Flames and scalds are the leading cause of burns in geriatrics. Risk factors that may contribute to burn injury in elderly people include:

  • Living alone.
  • Decrease in the level of mobility.
  • Decreased supervision of elderly people.
  • Decreased smell and decreased reaction time.

All degrees of burns can happen (First, Second and Third), but there are risk factors that may increase the severity of the burn which may include:

  • The presence of chronic diseases such diabetes.
  • Atrophy (thinning) of the skin and subcutaneous fat.
  • Nutritional deficiency.
  • Cardiovascular disease such as atherosclerosis and myocardial infarction.

With age, the skin becomes thin with decreased vascularity, making elderly people more liable for deep burns as well as decreased wound healing.

Elderly people have increased risk to develop contractures due to a higher percentage of deep burns. When the burn is deep a skin graft may be needed and as the skin thins with aging this will lead to a poor donor site as well as difficulty in healing for both the donor and the recipient site.

Elderly patients require more rehabilitation and the long term disability is greater due to the presence of the risk factors that may increase the severity of burn.

Elderly people should always make sure that the smoke detector is working, that there is someone that can be contacted easily in case of an emergency; and they are careful when cooking and handling hot objects.

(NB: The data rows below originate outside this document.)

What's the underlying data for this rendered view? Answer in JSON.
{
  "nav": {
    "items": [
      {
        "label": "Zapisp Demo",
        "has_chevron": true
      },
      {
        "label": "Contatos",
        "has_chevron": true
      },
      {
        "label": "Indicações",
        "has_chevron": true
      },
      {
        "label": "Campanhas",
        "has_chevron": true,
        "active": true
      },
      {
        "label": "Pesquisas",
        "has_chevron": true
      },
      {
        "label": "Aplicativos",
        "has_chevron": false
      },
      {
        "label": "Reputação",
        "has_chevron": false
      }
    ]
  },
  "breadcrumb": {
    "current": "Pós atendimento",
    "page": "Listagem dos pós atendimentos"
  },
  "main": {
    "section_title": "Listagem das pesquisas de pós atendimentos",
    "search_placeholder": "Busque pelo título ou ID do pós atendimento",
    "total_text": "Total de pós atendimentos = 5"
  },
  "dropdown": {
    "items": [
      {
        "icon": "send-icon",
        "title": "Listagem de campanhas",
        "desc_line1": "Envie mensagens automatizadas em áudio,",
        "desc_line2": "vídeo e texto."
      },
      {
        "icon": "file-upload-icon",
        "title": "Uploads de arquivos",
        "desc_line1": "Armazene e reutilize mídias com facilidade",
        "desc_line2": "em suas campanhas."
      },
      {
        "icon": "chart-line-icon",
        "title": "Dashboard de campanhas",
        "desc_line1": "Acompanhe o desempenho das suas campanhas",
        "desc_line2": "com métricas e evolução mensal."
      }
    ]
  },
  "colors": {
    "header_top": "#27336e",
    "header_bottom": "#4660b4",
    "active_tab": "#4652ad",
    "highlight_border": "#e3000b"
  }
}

This information is not intended nor implied to be a substitute for professional medical advice; it should not be used during any medical emergency or for the diagnosis or treatment of any medical condition. Call 911 for all medical emergencies.